*** Study material ***
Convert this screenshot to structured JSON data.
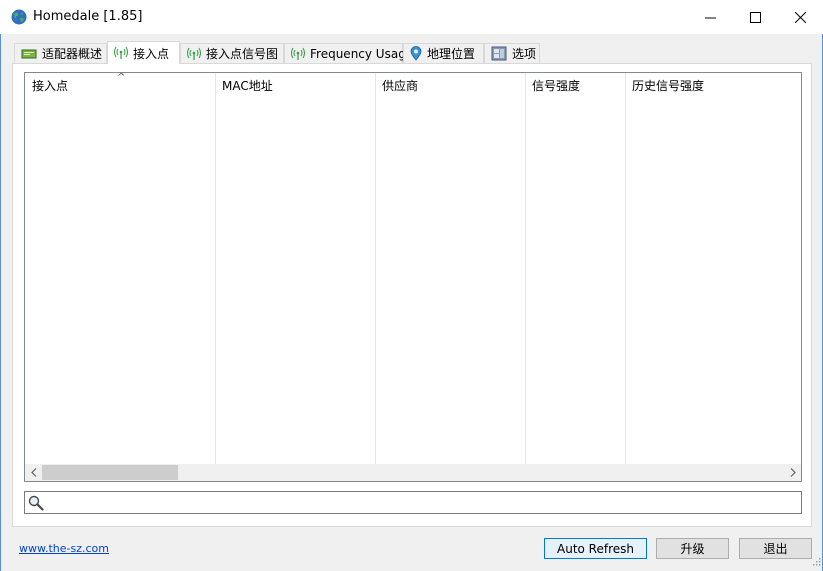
{
  "window": {
    "title": "Homedale [1.85]",
    "minimize_glyph": "—",
    "maximize_glyph": "☐",
    "close_glyph": "✕"
  },
  "tabs": [
    {
      "label": "适配器概述",
      "icon": "adapter-icon"
    },
    {
      "label": "接入点",
      "icon": "antenna-icon",
      "active": true
    },
    {
      "label": "接入点信号图",
      "icon": "antenna-icon"
    },
    {
      "label": "Frequency Usage",
      "icon": "antenna-icon"
    },
    {
      "label": "地理位置",
      "icon": "location-pin-icon"
    },
    {
      "label": "选项",
      "icon": "options-icon"
    }
  ],
  "list": {
    "columns": [
      "接入点",
      "MAC地址",
      "供应商",
      "信号强度",
      "历史信号强度"
    ],
    "sort_indicator": "^",
    "rows": []
  },
  "search": {
    "value": "",
    "placeholder": ""
  },
  "footer": {
    "link": "www.the-sz.com",
    "auto_refresh_label": "Auto Refresh",
    "upgrade_label": "升级",
    "exit_label": "退出"
  },
  "colors": {
    "window_border": "#5a8fd8",
    "default_button_border": "#0078d7",
    "link": "#0044cc"
  }
}
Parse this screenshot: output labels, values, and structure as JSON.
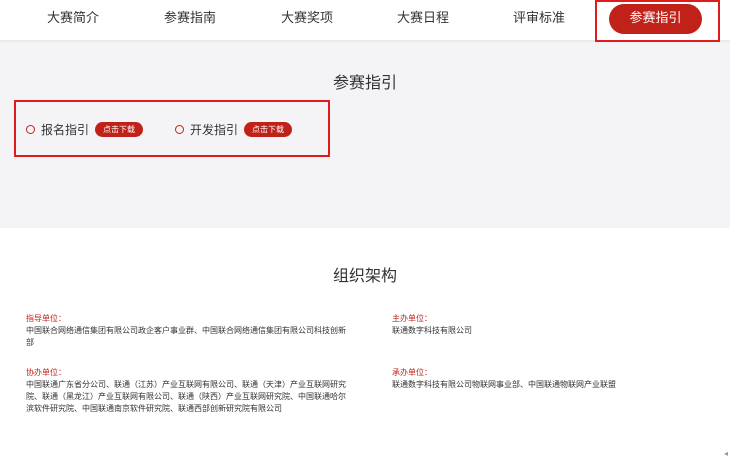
{
  "nav": {
    "items": [
      "大赛简介",
      "参赛指南",
      "大赛奖项",
      "大赛日程",
      "评审标准"
    ],
    "active": "参赛指引"
  },
  "guide": {
    "title": "参赛指引",
    "items": [
      {
        "label": "报名指引",
        "button": "点击下载"
      },
      {
        "label": "开发指引",
        "button": "点击下载"
      }
    ]
  },
  "org": {
    "title": "组织架构",
    "guide_unit": {
      "label": "指导单位：",
      "text": "中国联合网络通信集团有限公司政企客户事业群、中国联合网络通信集团有限公司科技创新部"
    },
    "host_unit": {
      "label": "主办单位：",
      "text": "联通数字科技有限公司"
    },
    "co_unit": {
      "label": "协办单位：",
      "text": "中国联通广东省分公司、联通（江苏）产业互联网有限公司、联通（天津）产业互联网研究院、联通（黑龙江）产业互联网有限公司、联通（陕西）产业互联网研究院、中国联通哈尔滨软件研究院、中国联通南京软件研究院、联通西部创新研究院有限公司"
    },
    "organizer_unit": {
      "label": "承办单位：",
      "text": "联通数字科技有限公司物联网事业部、中国联通物联网产业联盟"
    }
  },
  "colors": {
    "accent": "#c0221a",
    "highlight": "#e01b1b",
    "section_bg": "#f4f4f6"
  }
}
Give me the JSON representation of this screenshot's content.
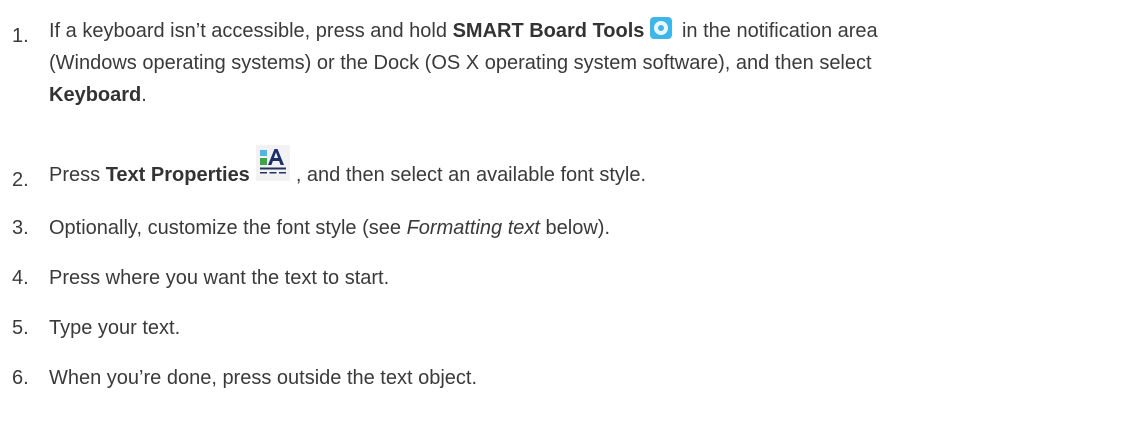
{
  "steps": [
    {
      "number": "1.",
      "part1": "If a keyboard isn’t accessible, press and hold ",
      "bold1": "SMART Board Tools",
      "part2": " in the notification area",
      "line2": "(Windows operating systems) or the Dock (OS X operating system software), and then select",
      "bold2": "Keyboard",
      "end": ".",
      "icon": "smart-board-tools-icon"
    },
    {
      "number": "2.",
      "part1": "Press ",
      "bold1": "Text Properties",
      "part2": ", and then select an available font style.",
      "icon": "text-properties-icon"
    },
    {
      "number": "3.",
      "part1": "Optionally, customize the font style (see ",
      "italic": "Formatting text",
      "part2": " below)."
    },
    {
      "number": "4.",
      "text": "Press where you want the text to start."
    },
    {
      "number": "5.",
      "text": "Type your text."
    },
    {
      "number": "6.",
      "text": "When you’re done, press outside the text object."
    }
  ]
}
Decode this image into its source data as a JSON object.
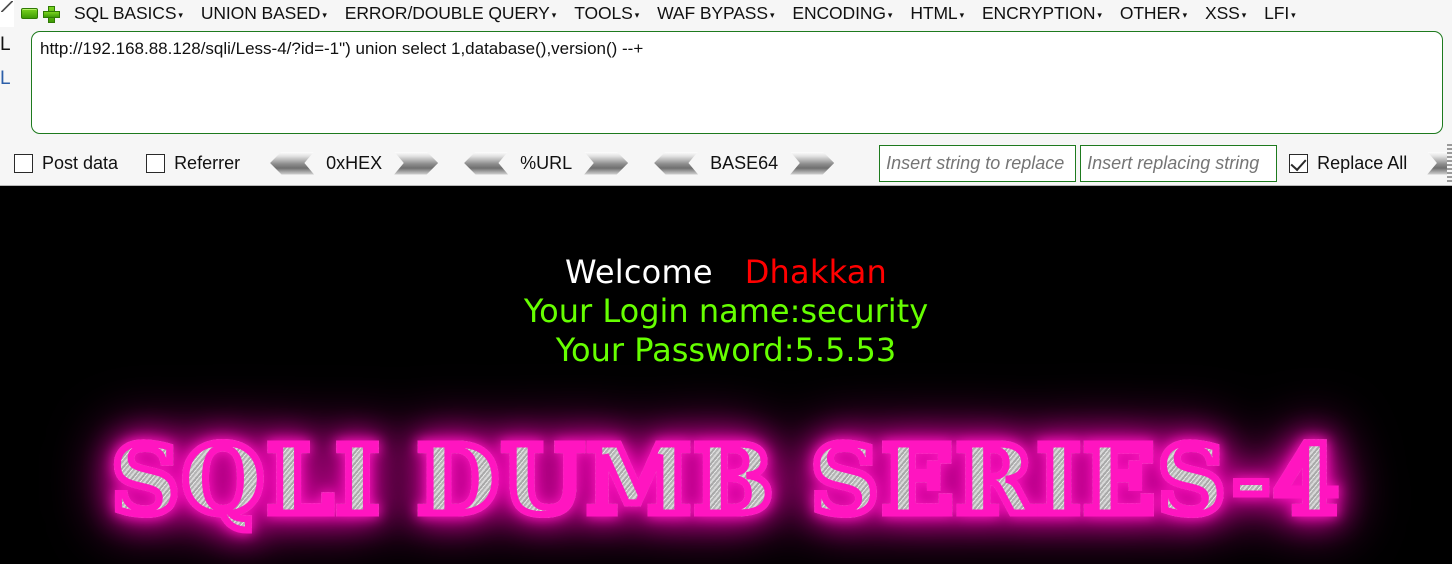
{
  "toolbar": {
    "icons": {
      "corner": "cut-corner-icon",
      "minus": "minus-icon",
      "plus": "plus-icon"
    },
    "menu_items": [
      {
        "label": "SQL BASICS",
        "caret": "▾"
      },
      {
        "label": "UNION BASED",
        "caret": "▾"
      },
      {
        "label": "ERROR/DOUBLE QUERY",
        "caret": "▾"
      },
      {
        "label": "TOOLS",
        "caret": "▾"
      },
      {
        "label": "WAF BYPASS",
        "caret": "▾"
      },
      {
        "label": "ENCODING",
        "caret": "▾"
      },
      {
        "label": "HTML",
        "caret": "▾"
      },
      {
        "label": "ENCRYPTION",
        "caret": "▾"
      },
      {
        "label": "OTHER",
        "caret": "▾"
      },
      {
        "label": "XSS",
        "caret": "▾"
      },
      {
        "label": "LFI",
        "caret": "▾"
      }
    ],
    "side_labels": {
      "url": "L",
      "post": "L"
    },
    "url_field": {
      "value": "http://192.168.88.128/sqli/Less-4/?id=-1\") union select 1,database(),version() --+",
      "placeholder": ""
    },
    "checkboxes": [
      {
        "label": "Post data",
        "checked": false
      },
      {
        "label": "Referrer",
        "checked": false
      }
    ],
    "encoders": [
      {
        "label": "0xHEX"
      },
      {
        "label": "%URL"
      },
      {
        "label": "BASE64"
      }
    ],
    "replace": {
      "from_placeholder": "Insert string to replace",
      "from_value": "",
      "to_placeholder": "Insert replacing string",
      "to_value": "",
      "replace_all_label": "Replace All",
      "replace_all_checked": true
    }
  },
  "page": {
    "welcome_word": "Welcome",
    "welcome_user": "Dhakkan",
    "login_line": "Your Login name:security",
    "password_line": "Your Password:5.5.53",
    "big_title": "SQLI DUMB SERIES-4"
  },
  "colors": {
    "toolbar_bg": "#f6f6f6",
    "field_border_green": "#1e7a1e",
    "icon_green": "#3f9c06",
    "page_bg": "#000000",
    "welcome_white": "#ffffff",
    "user_red": "#ff0000",
    "info_green": "#66ff00",
    "title_glow_pink": "#ff15c0",
    "title_metal": "#c4c4c4"
  }
}
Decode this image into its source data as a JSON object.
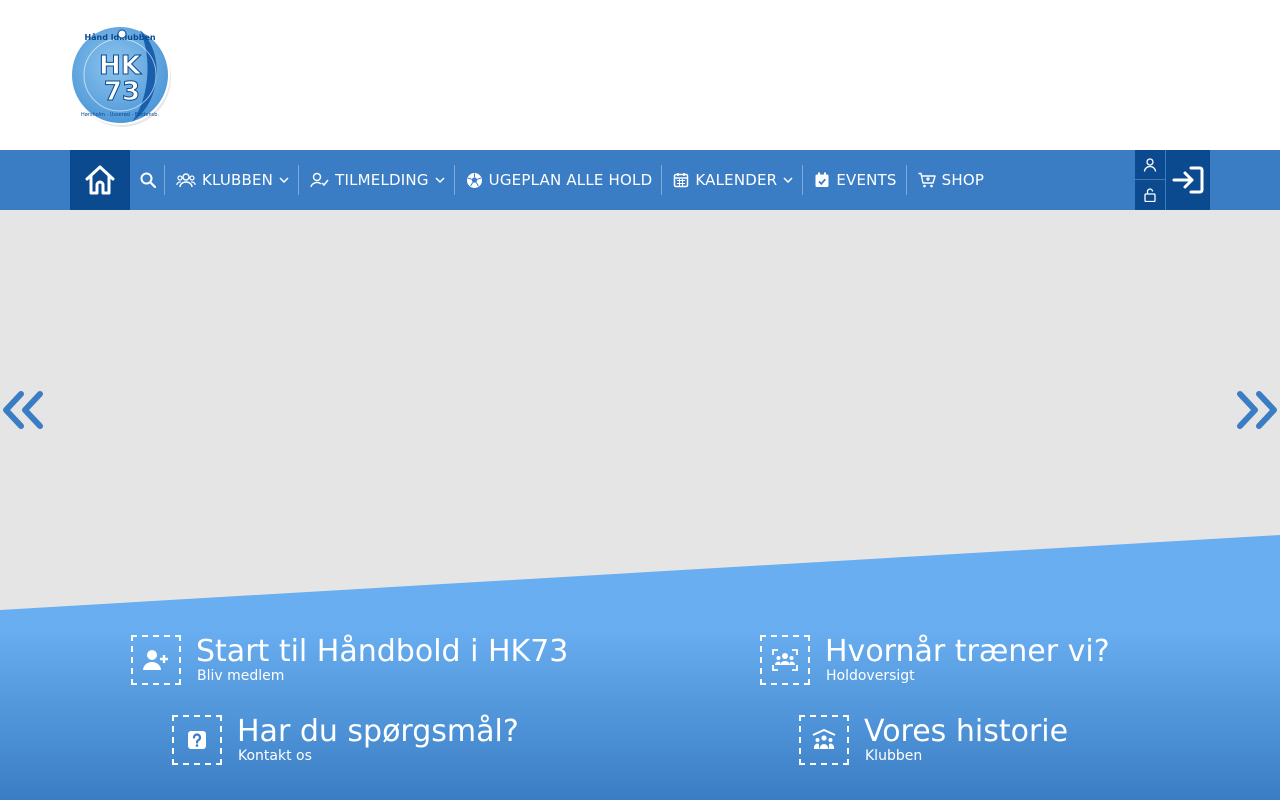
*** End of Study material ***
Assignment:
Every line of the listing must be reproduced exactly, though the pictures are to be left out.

Answer to the exercise:
Convert this screenshot to structured JSON data.
{
  "window": {
    "title": "Homedale [1.85]",
    "minimize_glyph": "—",
    "maximize_glyph": "☐",
    "close_glyph": "✕"
  },
  "tabs": [
    {
      "label": "适配器概述",
      "icon": "adapter-icon"
    },
    {
      "label": "接入点",
      "icon": "antenna-icon",
      "active": true
    },
    {
      "label": "接入点信号图",
      "icon": "antenna-icon"
    },
    {
      "label": "Frequency Usage",
      "icon": "antenna-icon"
    },
    {
      "label": "地理位置",
      "icon": "location-pin-icon"
    },
    {
      "label": "选项",
      "icon": "options-icon"
    }
  ],
  "list": {
    "columns": [
      "接入点",
      "MAC地址",
      "供应商",
      "信号强度",
      "历史信号强度"
    ],
    "sort_indicator": "^",
    "rows": []
  },
  "search": {
    "value": "",
    "placeholder": ""
  },
  "footer": {
    "link": "www.the-sz.com",
    "auto_refresh_label": "Auto Refresh",
    "upgrade_label": "升级",
    "exit_label": "退出"
  },
  "colors": {
    "window_border": "#5a8fd8",
    "default_button_border": "#0078d7",
    "link": "#0044cc"
  }
}
Parse this screenshot: output labels, values, and structure as JSON.
{
  "nav": {
    "items": [
      "大赛简介",
      "参赛指南",
      "大赛奖项",
      "大赛日程",
      "评审标准"
    ],
    "active": "参赛指引"
  },
  "guide": {
    "title": "参赛指引",
    "items": [
      {
        "label": "报名指引",
        "button": "点击下载"
      },
      {
        "label": "开发指引",
        "button": "点击下载"
      }
    ]
  },
  "org": {
    "title": "组织架构",
    "guide_unit": {
      "label": "指导单位：",
      "text": "中国联合网络通信集团有限公司政企客户事业群、中国联合网络通信集团有限公司科技创新部"
    },
    "host_unit": {
      "label": "主办单位：",
      "text": "联通数字科技有限公司"
    },
    "co_unit": {
      "label": "协办单位：",
      "text": "中国联通广东省分公司、联通（江苏）产业互联网有限公司、联通（天津）产业互联网研究院、联通（黑龙江）产业互联网有限公司、联通（陕西）产业互联网研究院、中国联通哈尔滨软件研究院、中国联通南京软件研究院、联通西部创新研究院有限公司"
    },
    "organizer_unit": {
      "label": "承办单位：",
      "text": "联通数字科技有限公司物联网事业部、中国联通物联网产业联盟"
    }
  },
  "colors": {
    "accent": "#c0221a",
    "highlight": "#e01b1b",
    "section_bg": "#f4f4f6"
  }
}
Give me the JSON representation of this screenshot's content.
{
  "steps": [
    {
      "number": "1.",
      "part1": "If a keyboard isn’t accessible, press and hold ",
      "bold1": "SMART Board Tools",
      "part2": " in the notification area",
      "line2": "(Windows operating systems) or the Dock (OS X operating system software), and then select",
      "bold2": "Keyboard",
      "end": ".",
      "icon": "smart-board-tools-icon"
    },
    {
      "number": "2.",
      "part1": "Press ",
      "bold1": "Text Properties",
      "part2": ", and then select an available font style.",
      "icon": "text-properties-icon"
    },
    {
      "number": "3.",
      "part1": "Optionally, customize the font style (see ",
      "italic": "Formatting text",
      "part2": " below)."
    },
    {
      "number": "4.",
      "text": "Press where you want the text to start."
    },
    {
      "number": "5.",
      "text": "Type your text."
    },
    {
      "number": "6.",
      "text": "When you’re done, press outside the text object."
    }
  ]
}
Decode this image into its source data as a JSON object.
{
  "toolbar": {
    "icons": {
      "corner": "cut-corner-icon",
      "minus": "minus-icon",
      "plus": "plus-icon"
    },
    "menu_items": [
      {
        "label": "SQL BASICS",
        "caret": "▾"
      },
      {
        "label": "UNION BASED",
        "caret": "▾"
      },
      {
        "label": "ERROR/DOUBLE QUERY",
        "caret": "▾"
      },
      {
        "label": "TOOLS",
        "caret": "▾"
      },
      {
        "label": "WAF BYPASS",
        "caret": "▾"
      },
      {
        "label": "ENCODING",
        "caret": "▾"
      },
      {
        "label": "HTML",
        "caret": "▾"
      },
      {
        "label": "ENCRYPTION",
        "caret": "▾"
      },
      {
        "label": "OTHER",
        "caret": "▾"
      },
      {
        "label": "XSS",
        "caret": "▾"
      },
      {
        "label": "LFI",
        "caret": "▾"
      }
    ],
    "side_labels": {
      "url": "L",
      "post": "L"
    },
    "url_field": {
      "value": "http://192.168.88.128/sqli/Less-4/?id=-1\") union select 1,database(),version() --+",
      "placeholder": ""
    },
    "checkboxes": [
      {
        "label": "Post data",
        "checked": false
      },
      {
        "label": "Referrer",
        "checked": false
      }
    ],
    "encoders": [
      {
        "label": "0xHEX"
      },
      {
        "label": "%URL"
      },
      {
        "label": "BASE64"
      }
    ],
    "replace": {
      "from_placeholder": "Insert string to replace",
      "from_value": "",
      "to_placeholder": "Insert replacing string",
      "to_value": "",
      "replace_all_label": "Replace All",
      "replace_all_checked": true
    }
  },
  "page": {
    "welcome_word": "Welcome",
    "welcome_user": "Dhakkan",
    "login_line": "Your Login name:security",
    "password_line": "Your Password:5.5.53",
    "big_title": "SQLI DUMB SERIES-4"
  },
  "colors": {
    "toolbar_bg": "#f6f6f6",
    "field_border_green": "#1e7a1e",
    "icon_green": "#3f9c06",
    "page_bg": "#000000",
    "welcome_white": "#ffffff",
    "user_red": "#ff0000",
    "info_green": "#66ff00",
    "title_glow_pink": "#ff15c0",
    "title_metal": "#c4c4c4"
  }
}
Decode this image into its source data as a JSON object.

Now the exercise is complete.